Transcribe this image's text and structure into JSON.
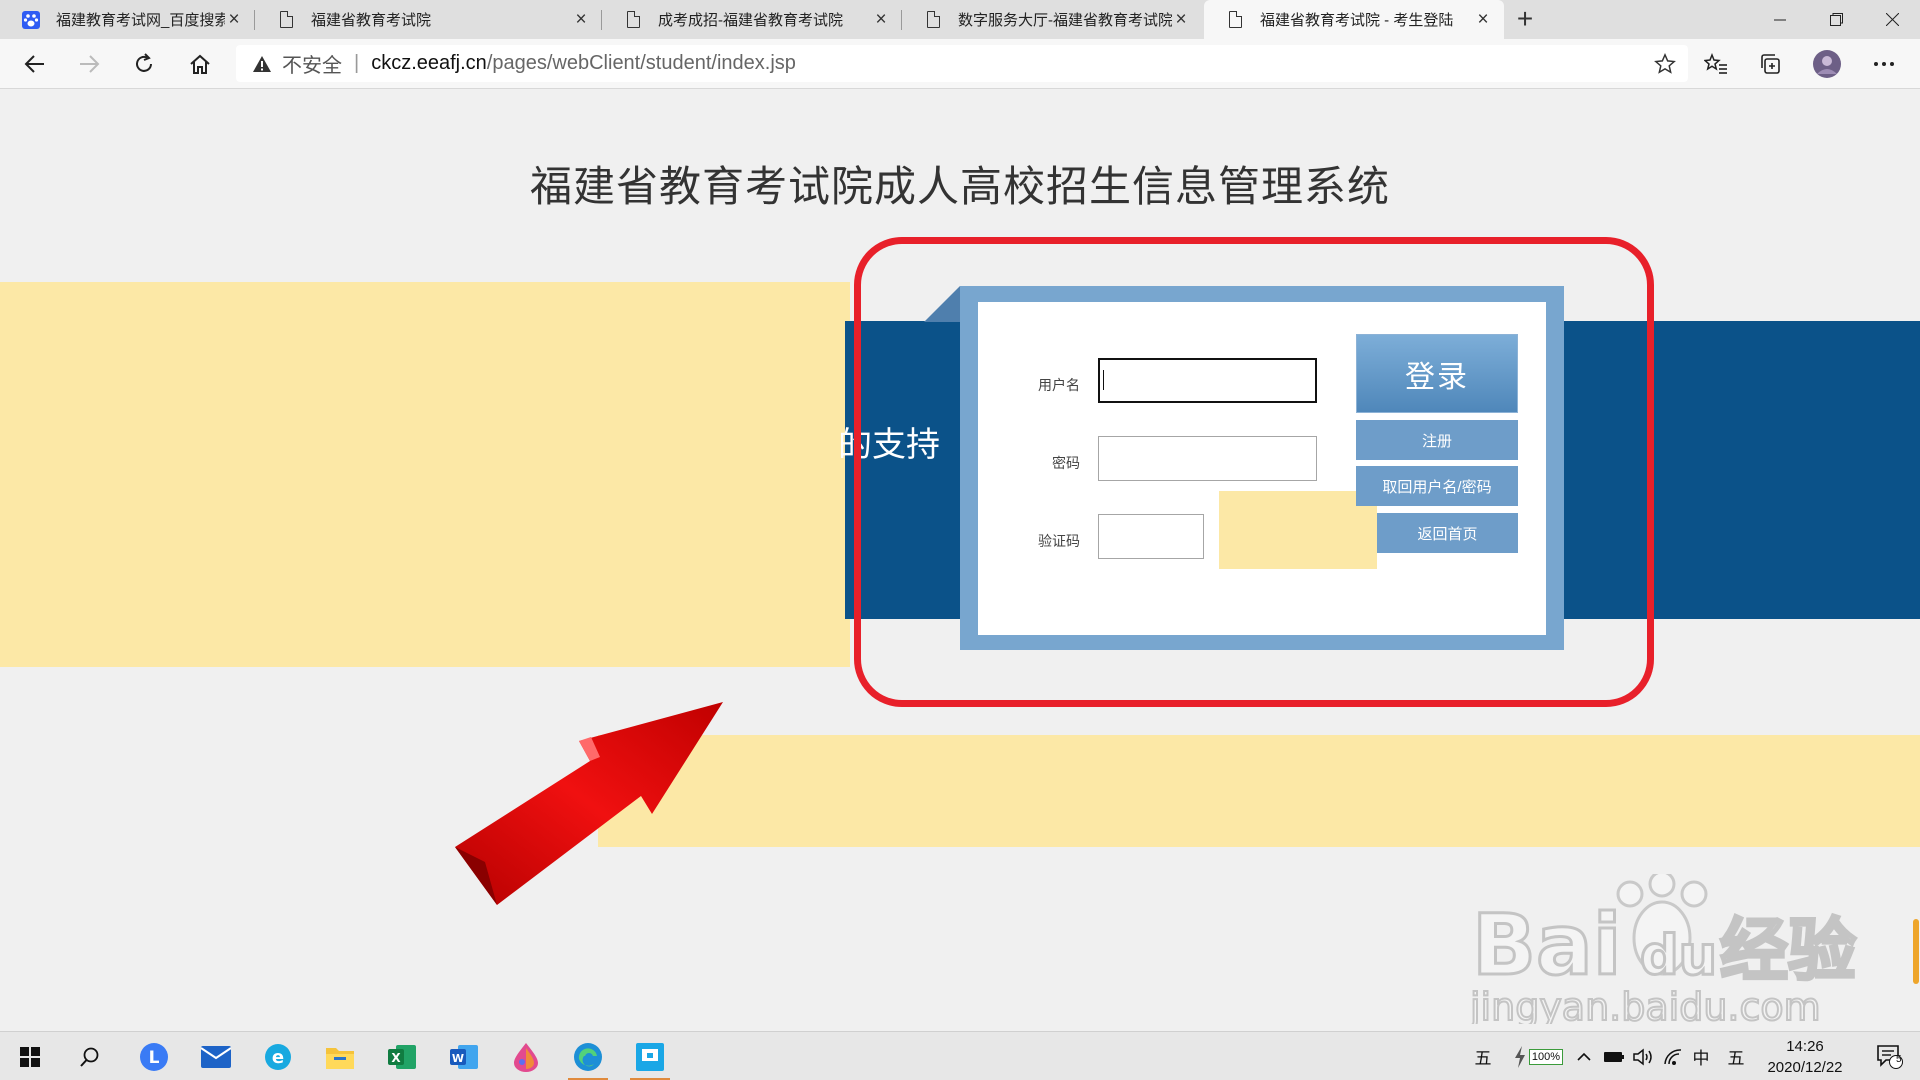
{
  "browser": {
    "tabs": [
      {
        "title": "福建教育考试网_百度搜索",
        "icon": "baidu-paw-icon",
        "active": false
      },
      {
        "title": "福建省教育考试院",
        "icon": "page-icon",
        "active": false
      },
      {
        "title": "成考成招-福建省教育考试院",
        "icon": "page-icon",
        "active": false
      },
      {
        "title": "数字服务大厅-福建省教育考试院",
        "icon": "page-icon",
        "active": false
      },
      {
        "title": "福建省教育考试院 - 考生登陆",
        "icon": "page-icon",
        "active": true
      }
    ],
    "address": {
      "security_label": "不安全",
      "host": "ckcz.eeafj.cn",
      "path": "/pages/webClient/student/index.jsp"
    }
  },
  "page": {
    "title": "福建省教育考试院成人高校招生信息管理系统",
    "banner_text": "的支持",
    "form": {
      "username_label": "用户名",
      "username_value": "",
      "password_label": "密码",
      "password_value": "",
      "captcha_label": "验证码",
      "captcha_value": ""
    },
    "buttons": {
      "login": "登录",
      "register": "注册",
      "recover": "取回用户名/密码",
      "home": "返回首页"
    },
    "watermark": {
      "brand": "Bai",
      "brand_tail": "经验",
      "url": "jingyan.baidu.com"
    }
  },
  "colors": {
    "banner_blue": "#0b5289",
    "frame_blue": "#78a6cf",
    "button_blue": "#6e9dc9",
    "highlight_red": "#e8202a",
    "pale_yellow": "#fce8a6"
  },
  "taskbar": {
    "apps": [
      "windows-start-icon",
      "search-icon",
      "lark-icon",
      "mail-icon",
      "ie-icon",
      "file-explorer-icon",
      "excel-icon",
      "word-icon",
      "paint-icon",
      "edge-icon",
      "app-icon"
    ],
    "tray": {
      "ime_left": "五",
      "battery": "100%",
      "lang": "中",
      "ime_right": "五",
      "time": "14:26",
      "date": "2020/12/22",
      "notifications": "5"
    }
  }
}
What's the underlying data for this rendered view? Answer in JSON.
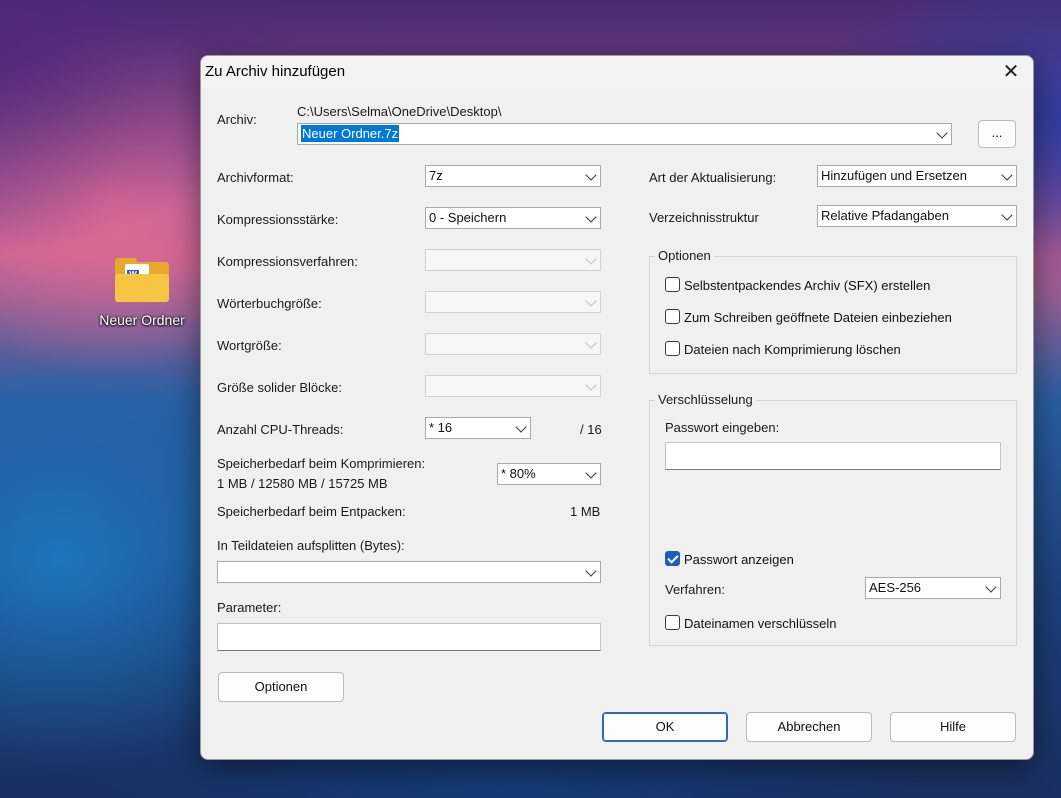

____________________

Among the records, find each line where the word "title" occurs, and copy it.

(Worked solution)
        "title": "福建教育考试网_百度搜索",
        "title": "福建省教育考试院",
        "title": "成考成招-福建省教育考试院",
        "title": "数字服务大厅-福建省教育考试院",
        "title": "福建省教育考试院 - 考生登陆",
    "title": "福建省教育考试院成人高校招生信息管理系统",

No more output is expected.